__________________
RunningBum is offline   Reply With Quote
Old 04-18-2015, 04:26 PM   #18
Give me a museum and I'll fill it. (Picasso)
Give me a forum ...
braumeister's Avatar
 
Join Date: Feb 2010
Location: Northern Kentucky
Posts: 8,610
Quote:
Originally Posted by nash031 View Post
I am 99% certain this particular list is just a list of makes sorted alphabetically and would summarily discount it...
You're absolutely right. Thanks for noticing that.

The real top ten (by percentages):
Dodge, Fiat, Chrysler, Lincoln, Porsche, Mercedes-Benz, Lexus, Jaguar, Audi, and Jeep. But the percentages are very close.
__________________
braumeister is offline   Reply With Quote
Old 04-18-2015, 04:35 PM   #19
Thinks s/he gets paid by the post
imoldernu's Avatar
 
Join Date: Jul 2012
Location: Peru
Posts: 4,616
I don't belong on this thread, but a word from a geezer... @ 5,000 miles per year (now) total for 2 cars, the combined age 36, the cost per year since purchase, including depreciation is $1300...
No LED lights or rear view video.
96 Cadilac SLS 75K miles
98 Lincoln Signature Town Car. 119K miles

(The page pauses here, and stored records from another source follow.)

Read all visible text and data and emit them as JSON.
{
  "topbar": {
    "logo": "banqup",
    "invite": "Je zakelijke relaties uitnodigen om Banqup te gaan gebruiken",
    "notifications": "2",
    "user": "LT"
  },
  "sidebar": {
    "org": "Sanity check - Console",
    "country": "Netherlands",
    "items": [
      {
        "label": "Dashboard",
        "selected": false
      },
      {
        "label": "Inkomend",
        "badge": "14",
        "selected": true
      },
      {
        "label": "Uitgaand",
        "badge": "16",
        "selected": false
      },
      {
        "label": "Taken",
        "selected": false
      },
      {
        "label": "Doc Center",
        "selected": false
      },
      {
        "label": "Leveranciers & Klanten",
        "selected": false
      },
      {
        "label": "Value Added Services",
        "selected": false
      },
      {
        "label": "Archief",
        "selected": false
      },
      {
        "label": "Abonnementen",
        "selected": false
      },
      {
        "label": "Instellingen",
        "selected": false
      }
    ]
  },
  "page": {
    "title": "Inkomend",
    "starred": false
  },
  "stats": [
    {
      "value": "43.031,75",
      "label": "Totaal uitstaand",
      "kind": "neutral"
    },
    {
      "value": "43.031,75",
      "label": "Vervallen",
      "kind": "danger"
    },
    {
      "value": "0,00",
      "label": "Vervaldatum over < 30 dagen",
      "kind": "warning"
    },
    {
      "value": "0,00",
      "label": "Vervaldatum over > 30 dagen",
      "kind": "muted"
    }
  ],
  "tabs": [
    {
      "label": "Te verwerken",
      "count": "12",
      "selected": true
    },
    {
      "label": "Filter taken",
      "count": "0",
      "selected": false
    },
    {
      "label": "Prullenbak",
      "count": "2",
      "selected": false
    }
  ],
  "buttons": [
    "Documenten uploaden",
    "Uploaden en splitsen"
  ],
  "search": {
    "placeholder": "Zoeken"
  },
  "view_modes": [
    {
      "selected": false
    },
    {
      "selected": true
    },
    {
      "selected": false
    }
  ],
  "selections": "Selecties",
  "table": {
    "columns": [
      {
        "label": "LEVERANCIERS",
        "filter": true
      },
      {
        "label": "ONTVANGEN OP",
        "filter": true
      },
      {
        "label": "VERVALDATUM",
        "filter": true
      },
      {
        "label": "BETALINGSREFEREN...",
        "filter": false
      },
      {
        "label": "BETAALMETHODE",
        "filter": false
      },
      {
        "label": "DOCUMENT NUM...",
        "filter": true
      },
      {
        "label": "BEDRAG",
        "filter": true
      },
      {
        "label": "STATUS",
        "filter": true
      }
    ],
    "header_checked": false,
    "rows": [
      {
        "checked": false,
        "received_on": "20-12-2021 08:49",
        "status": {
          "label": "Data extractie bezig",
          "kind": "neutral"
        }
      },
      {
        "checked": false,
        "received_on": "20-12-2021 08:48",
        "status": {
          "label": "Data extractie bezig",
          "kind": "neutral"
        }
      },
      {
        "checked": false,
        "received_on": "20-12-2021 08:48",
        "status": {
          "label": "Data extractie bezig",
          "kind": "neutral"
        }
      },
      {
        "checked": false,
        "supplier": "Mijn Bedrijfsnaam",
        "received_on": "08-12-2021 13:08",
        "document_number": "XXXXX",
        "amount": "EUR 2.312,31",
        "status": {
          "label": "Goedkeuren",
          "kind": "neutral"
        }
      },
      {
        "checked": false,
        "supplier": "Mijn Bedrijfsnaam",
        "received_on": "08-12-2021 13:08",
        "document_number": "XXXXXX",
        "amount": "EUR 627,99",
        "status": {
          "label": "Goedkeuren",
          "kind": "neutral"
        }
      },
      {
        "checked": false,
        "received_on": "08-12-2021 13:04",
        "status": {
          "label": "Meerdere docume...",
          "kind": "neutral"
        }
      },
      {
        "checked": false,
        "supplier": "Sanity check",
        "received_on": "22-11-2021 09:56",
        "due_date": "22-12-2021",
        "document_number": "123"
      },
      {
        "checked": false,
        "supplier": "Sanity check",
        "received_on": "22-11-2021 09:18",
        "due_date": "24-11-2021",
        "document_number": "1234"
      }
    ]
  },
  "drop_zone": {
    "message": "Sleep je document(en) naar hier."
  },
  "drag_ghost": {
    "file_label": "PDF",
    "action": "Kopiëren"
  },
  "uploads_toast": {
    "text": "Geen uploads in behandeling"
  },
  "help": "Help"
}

Buy...
__________________
imoldernu is offline   Reply With Quote
Old 04-18-2015, 04:59 PM   #20
Thinks s/he gets paid by the post
 
Join Date: Apr 2011
Posts: 1,558
We recently leased our first car after being a buy & hold for a long time customer. The ideas of not tying the full price in the car upfront, always having a fresh car, and not having to deal with the repairs of older cars collectively won out this time. It may be the way we go going forward. No regrets yet. Do like the rearview, the blind spot, the jerk back to lane if cross yellow w/o blinker, steering wheel thump if drift from lane, beep if car in front slows rapidly, & auto-slow cruise when approaching another car. Having these things convinces me we're quickly closing in on auto-drive cars.
__________________

__________________
gerntz is offline   Reply With Quote
Reply


Currently Active Users Viewing This Thread: 1 (0 members and 1 guests)
 
Thread Tools Search this Thread
Search this Thread:

Advanced Search
Display Modes

Posting Rules
You may not post new threads
You may not post replies
You may not post attachments
You may not edit your posts

BB code is On
Smilies are On
[IMG] code is On
HTML code is Off
Trackbacks are Off
Pingbacks are Off
Refbacks are Off


Similar Threads
Thread Thread Starter Forum Replies Last Post
Buy vs Lease - Travel Car Idnar7 Other topics 53 04-18-2012 09:31 AM
End of Car Lease Situation JOHNNIE36 Other topics 1 04-03-2011 03:52 PM
Thoughts on buy or lease new car, Technology changing fast rjk514 Life after FIRE 62 01-25-2007 08:50 PM
Poll: Lease vs. Buy Auto REWahoo FIRE and Money 39 04-25-2006 04:15 PM
Pay cash from IRA or lease car popyee FIRE and Money 12 05-15-2004 04:28 PM

 

 
All times are GMT -6. The time now is 07:59 PM.
 
Powered by vBulletin® Version 3.8.8 Beta 1
Copyright ©2000 - 2017, vBulletin Solutions, Inc.